> _WORK REQUIRED_
Go through the material and copy each line that includes "ipynb".
↓
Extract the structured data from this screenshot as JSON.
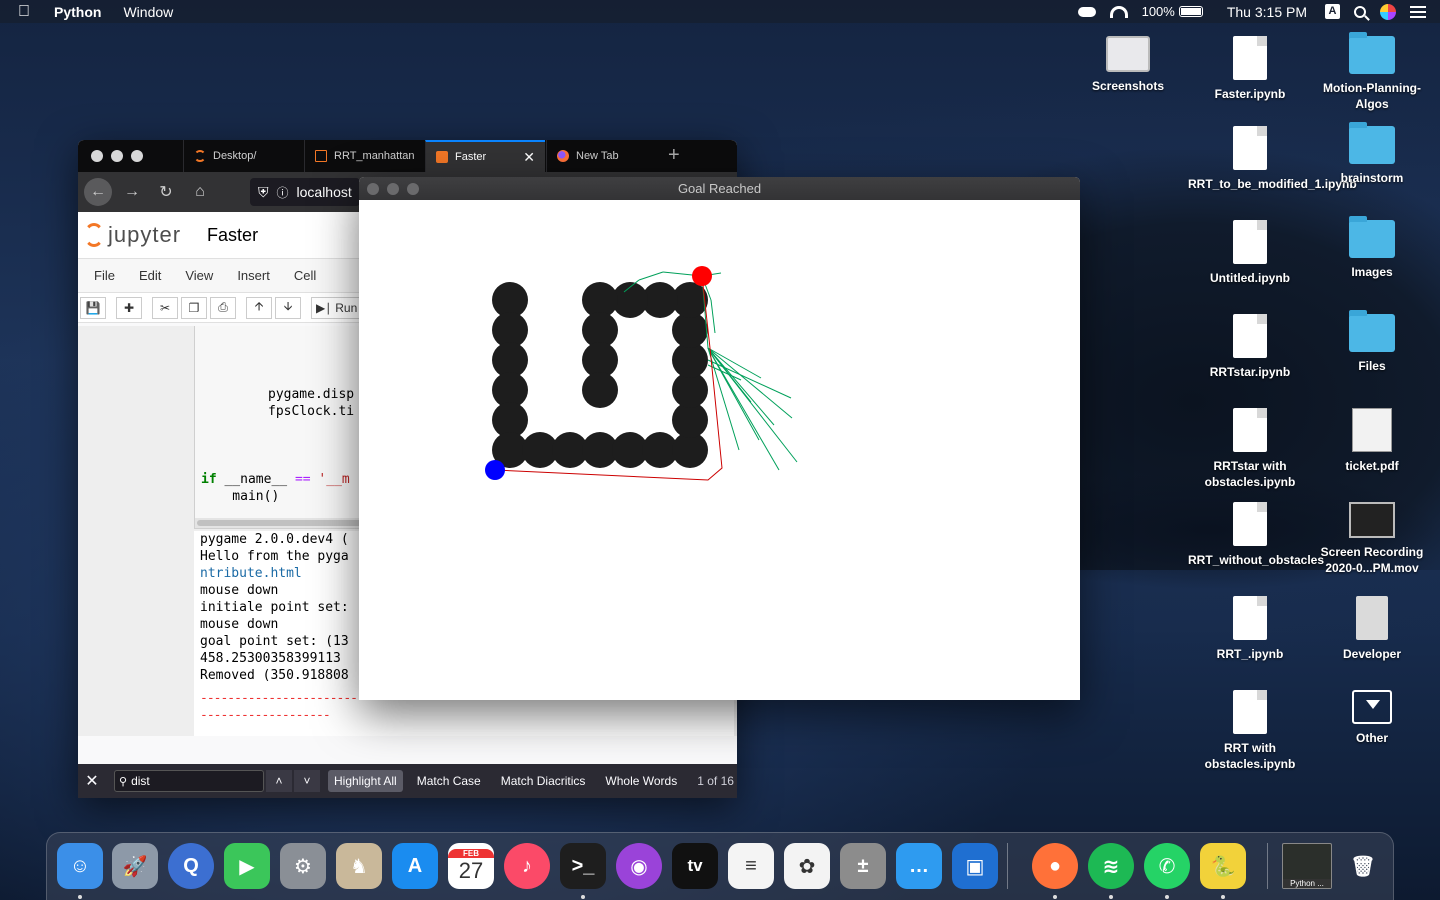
{
  "menubar": {
    "app_name": "Python",
    "menus": [
      "Window"
    ],
    "battery": "100%",
    "clock": "Thu 3:15 PM",
    "input_source": "A"
  },
  "browser": {
    "tabs": [
      {
        "label": "Desktop/",
        "icon": "jupyter-icon"
      },
      {
        "label": "RRT_manhattan",
        "icon": "notebook-doc-icon"
      },
      {
        "label": "Faster",
        "icon": "notebook-book-icon",
        "active": true
      },
      {
        "label": "New Tab",
        "icon": "firefox-icon"
      }
    ],
    "url": "localhost",
    "jupyter": {
      "logo_text": "jupyter",
      "notebook_title": "Faster",
      "menu": [
        "File",
        "Edit",
        "View",
        "Insert",
        "Cell"
      ],
      "run_label": "Run"
    },
    "code": {
      "line1": "pygame.disp",
      "line2": "fpsClock.ti",
      "if_kw": "if",
      "name_var": " __name__ ",
      "eq_op": "==",
      "main_str": " '__m",
      "main_call": "    main()"
    },
    "output": {
      "lines": [
        "pygame 2.0.0.dev4 (",
        "Hello from the pyga",
        "ntribute.html",
        "mouse down",
        "initiale point set:",
        "mouse down",
        "goal point set: (13",
        "458.25300358399113",
        "Removed (350.918808"
      ],
      "link_line_index": 2,
      "separator": "---------------------------------------------------------------------",
      "separator2": "-------------------"
    },
    "findbar": {
      "query": "dist",
      "options": [
        "Highlight All",
        "Match Case",
        "Match Diacritics",
        "Whole Words"
      ],
      "count": "1 of 16"
    }
  },
  "pygame_window": {
    "title": "Goal Reached",
    "colors": {
      "obstacle": "#1d1d1d",
      "start": "#0000ff",
      "goal": "#ff0000",
      "tree": "#00a05a",
      "path": "#cc0000"
    }
  },
  "desktop_icons": [
    {
      "label": "Screenshots",
      "type": "screenshots-folder-icon"
    },
    {
      "label": "Faster.ipynb",
      "type": "document-icon"
    },
    {
      "label": "Motion-Planning-Algos",
      "type": "folder-icon"
    },
    {
      "label": "RRT_to_be_modified_1.ipynb",
      "type": "document-icon"
    },
    {
      "label": "brainstorm",
      "type": "folder-icon"
    },
    {
      "label": "Untitled.ipynb",
      "type": "document-icon"
    },
    {
      "label": "Images",
      "type": "folder-icon"
    },
    {
      "label": "RRTstar.ipynb",
      "type": "document-icon"
    },
    {
      "label": "Files",
      "type": "folder-icon"
    },
    {
      "label": "RRTstar with obstacles.ipynb",
      "type": "document-icon"
    },
    {
      "label": "ticket.pdf",
      "type": "pdf-icon"
    },
    {
      "label": "RRT_without_obstacles",
      "type": "document-icon"
    },
    {
      "label": "Screen Recording 2020-0...PM.mov",
      "type": "movie-icon"
    },
    {
      "label": "RRT_.ipynb",
      "type": "document-icon"
    },
    {
      "label": "Developer",
      "type": "developer-icon"
    },
    {
      "label": "RRT with obstacles.ipynb",
      "type": "document-icon"
    },
    {
      "label": "Other",
      "type": "other-icon"
    }
  ],
  "dock": {
    "apps": [
      "finder",
      "launchpad",
      "quicktime",
      "facetime",
      "system-preferences",
      "chess",
      "app-store",
      "calendar",
      "music",
      "terminal",
      "podcasts",
      "apple-tv",
      "reminders",
      "photos",
      "calculator",
      "messages",
      "virtualbox",
      "firefox",
      "spotify",
      "whatsapp",
      "python-launcher",
      "python-window",
      "trash"
    ],
    "calendar_month": "FEB",
    "calendar_day": "27",
    "tv_label": "tv",
    "python_label": "Python ..."
  }
}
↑
> _ANSWER TO THIS PROBLEM_
      "label": "Faster.ipynb",
      "label": "RRT_to_be_modified_1.ipynb",
      "label": "Untitled.ipynb",
      "label": "RRTstar.ipynb",
      "label": "RRTstar with obstacles.ipynb",
      "label": "RRT_.ipynb",
      "label": "RRT with obstacles.ipynb",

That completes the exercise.